The Invisible String

Less than a week ago we celebrated the life of my mother-in-law after her unexpected death. Our grief is made less only in knowing she lived a good life filled with the richness of family and faith and in dying she went without pain or suffering to be with our Savior in Heaven. Even still, this will be the first Mother’s Day we will celebrate without her here with us. The pain and grief are real. This is a story many endure on the second Sunday in May. As others gear up to celebrate, many struggle with deep grief and heartache for the death of a mother or child this Mother’s Day. For them, we pray.

There are no easy answers to offer in the wake of death and loss.
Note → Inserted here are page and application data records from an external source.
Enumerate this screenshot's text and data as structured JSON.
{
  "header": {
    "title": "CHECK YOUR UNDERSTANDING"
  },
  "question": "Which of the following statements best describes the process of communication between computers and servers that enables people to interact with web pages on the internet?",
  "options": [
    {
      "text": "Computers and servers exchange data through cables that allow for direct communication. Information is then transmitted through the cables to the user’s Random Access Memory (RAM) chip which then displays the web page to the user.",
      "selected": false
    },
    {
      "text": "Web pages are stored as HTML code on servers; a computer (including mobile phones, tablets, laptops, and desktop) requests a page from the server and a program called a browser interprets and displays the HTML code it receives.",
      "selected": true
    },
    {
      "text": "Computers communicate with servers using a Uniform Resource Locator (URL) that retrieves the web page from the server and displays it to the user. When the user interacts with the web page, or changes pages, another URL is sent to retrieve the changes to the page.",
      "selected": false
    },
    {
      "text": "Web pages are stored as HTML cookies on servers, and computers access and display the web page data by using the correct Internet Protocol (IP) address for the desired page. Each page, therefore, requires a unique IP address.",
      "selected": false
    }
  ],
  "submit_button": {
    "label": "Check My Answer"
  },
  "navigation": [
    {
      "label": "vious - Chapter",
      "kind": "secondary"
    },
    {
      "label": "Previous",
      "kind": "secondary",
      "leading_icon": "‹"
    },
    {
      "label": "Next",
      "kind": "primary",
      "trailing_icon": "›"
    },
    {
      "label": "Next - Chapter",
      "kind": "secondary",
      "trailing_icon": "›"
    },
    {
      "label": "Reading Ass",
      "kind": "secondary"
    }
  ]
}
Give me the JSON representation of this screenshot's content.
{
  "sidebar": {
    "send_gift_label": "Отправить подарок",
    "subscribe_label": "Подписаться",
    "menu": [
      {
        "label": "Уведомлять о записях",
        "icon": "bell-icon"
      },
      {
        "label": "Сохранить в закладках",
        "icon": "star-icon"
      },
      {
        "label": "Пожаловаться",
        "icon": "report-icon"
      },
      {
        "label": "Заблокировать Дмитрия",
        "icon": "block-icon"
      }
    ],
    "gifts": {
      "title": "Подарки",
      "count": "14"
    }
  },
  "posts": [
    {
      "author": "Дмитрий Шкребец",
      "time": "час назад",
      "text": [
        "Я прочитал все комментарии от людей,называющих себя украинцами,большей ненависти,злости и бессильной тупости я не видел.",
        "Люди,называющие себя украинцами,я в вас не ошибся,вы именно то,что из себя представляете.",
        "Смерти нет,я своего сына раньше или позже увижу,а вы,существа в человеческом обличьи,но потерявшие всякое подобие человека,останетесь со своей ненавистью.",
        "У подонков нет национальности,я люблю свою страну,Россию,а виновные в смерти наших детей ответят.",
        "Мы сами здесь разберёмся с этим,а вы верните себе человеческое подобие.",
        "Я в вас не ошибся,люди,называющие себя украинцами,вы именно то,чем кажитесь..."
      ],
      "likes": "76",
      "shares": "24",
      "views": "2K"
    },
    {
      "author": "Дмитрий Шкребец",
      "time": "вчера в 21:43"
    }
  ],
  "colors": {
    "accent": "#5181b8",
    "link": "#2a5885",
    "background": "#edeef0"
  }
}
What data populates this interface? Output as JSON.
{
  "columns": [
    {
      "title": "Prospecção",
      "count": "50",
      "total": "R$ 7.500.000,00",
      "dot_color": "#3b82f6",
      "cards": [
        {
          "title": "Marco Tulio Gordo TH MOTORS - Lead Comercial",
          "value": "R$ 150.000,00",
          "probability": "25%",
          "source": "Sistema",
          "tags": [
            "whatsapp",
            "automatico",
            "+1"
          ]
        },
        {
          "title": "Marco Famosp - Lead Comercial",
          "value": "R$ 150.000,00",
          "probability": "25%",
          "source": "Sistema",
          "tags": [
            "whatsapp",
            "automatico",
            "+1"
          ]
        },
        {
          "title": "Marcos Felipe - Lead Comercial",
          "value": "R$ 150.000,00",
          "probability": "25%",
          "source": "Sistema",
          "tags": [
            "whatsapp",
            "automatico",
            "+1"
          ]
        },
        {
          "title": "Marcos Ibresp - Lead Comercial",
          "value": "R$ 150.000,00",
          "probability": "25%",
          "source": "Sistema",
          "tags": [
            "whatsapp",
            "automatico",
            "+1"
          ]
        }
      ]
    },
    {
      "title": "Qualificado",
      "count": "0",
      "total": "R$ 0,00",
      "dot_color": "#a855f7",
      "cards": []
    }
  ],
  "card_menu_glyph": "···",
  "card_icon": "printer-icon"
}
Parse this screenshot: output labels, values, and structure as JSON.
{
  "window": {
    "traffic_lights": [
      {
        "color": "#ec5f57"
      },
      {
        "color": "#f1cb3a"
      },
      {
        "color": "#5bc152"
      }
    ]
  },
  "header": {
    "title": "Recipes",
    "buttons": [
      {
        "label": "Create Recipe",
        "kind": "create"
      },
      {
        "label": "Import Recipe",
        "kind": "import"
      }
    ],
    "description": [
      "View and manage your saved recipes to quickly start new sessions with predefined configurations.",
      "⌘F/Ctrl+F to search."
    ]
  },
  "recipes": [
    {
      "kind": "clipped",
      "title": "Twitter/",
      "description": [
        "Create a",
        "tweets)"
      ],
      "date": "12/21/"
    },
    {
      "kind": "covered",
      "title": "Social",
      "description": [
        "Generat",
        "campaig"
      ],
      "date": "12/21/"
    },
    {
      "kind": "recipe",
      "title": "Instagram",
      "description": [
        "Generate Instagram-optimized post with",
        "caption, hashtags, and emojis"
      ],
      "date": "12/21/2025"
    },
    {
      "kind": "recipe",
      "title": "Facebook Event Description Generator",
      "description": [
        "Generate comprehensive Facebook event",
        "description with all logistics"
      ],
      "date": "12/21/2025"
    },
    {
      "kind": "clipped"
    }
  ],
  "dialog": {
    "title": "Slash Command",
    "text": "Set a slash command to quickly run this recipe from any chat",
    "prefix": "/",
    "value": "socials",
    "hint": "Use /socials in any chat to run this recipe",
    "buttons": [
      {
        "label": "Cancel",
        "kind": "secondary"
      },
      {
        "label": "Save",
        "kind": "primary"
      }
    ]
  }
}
There is some measure of comfort to be found in knowing we never walk alone through these struggles because God is always with us. We find throughout the Bible an active, always present God who genuinely seeks to be in relationship with us. In Matthew, Jesus promises to be with us until the end of time. He also promised to send the Comforter, the Holy Spirit to guide us and be with us. In the wake of such human loss and pain as the death of a mother or child, may we know God is with us.

Though comforting, such an abstract idea can be very difficult for children to grasp, especially young kids who are such concrete thinkers. Whenever I am with a child who is struggling through grief, who needs the comforting word that they are not alone, I am reminded of the book The Invisible String by Patrice Karst.

In this story, told by a mother to her two children, an invisible string keeps them connected to one another no matter how far apart they find themselves. So, they are never alone. Children can imagine a string connecting two people in two different places — even a string to God. Like the invisible string, it’s the Holy Spirit who connects us to God who loves us and is with us always and forever.

And when a child — or an adult — is particularly sad for all he or she has lost to death, that string is there to tug on for a little extra comfort when it’s most needed.

Peace my friends.


Special Installment: Death of a Friend


Special Installment: Death of a Friend

Scripture: 1 Corinthians 15:52

Object: Sunflower seeds and picture of a Sunflower

Good morning friends. Raise your hand if you’ve ever seen a sunflower (show the picture of a sunflower)? Sunflowers are beautiful flowers. They’re very tall with bright yellow flowers. But like all flowers, eventually sunflowers die. By this time of year (or, by autumn) sunflowers have dried up and died. I’m always sad when sunflowers die because they are so beautiful and bright and make me happy.

Death is always sad. Especially when a friend dies. It’s very sad when we know we won’t see them anymore. When we won’t be able to talk or hug or laugh with them anymore. It’s okay to be sad when someone we love dies.

But you know, the story doesn’t end there. Take a look at this sunflower again. Do you see the dark center? About the time a sunflower starts to die, the center begins to change into seeds (show the children sunflower seeds). Birds, squirrels, and even people love to eat these seeds. And these seeds can be planted to grow into another beautiful sunflower. 

When someone dies who believes in Jesus Christ and knows God loves them, the story doesn’t end when they leave this earth. A change waits for us. When one of Jesus’ friends dies, we change by leaving behind this  body and going to heaven to live forever with God. Our Scripture passage tells us this happens in a twinkling of an eye (note, RSV translation).

Even though we can’t see our friend anymore on this earth, we know they have gone to heaven with Jesus. And one day, we will see them again. Just like a sunflower keeps living because of the seeds inside, when Jesus’ friends die, they go on to live with God in heaven.

Let us pray: Merciful God. We are sad that our friend died. We wish he/she was here. But we know he/she is with you in heaven. Help us find comfort in knowing this is not the end but a new beginning. Amen.

Dedicated to the memory of Jason Molitor who died suddenly on October 21. He was a loving father, faithful disciple, devoted pastor, and a friend. He will be greatly missed until we see him again.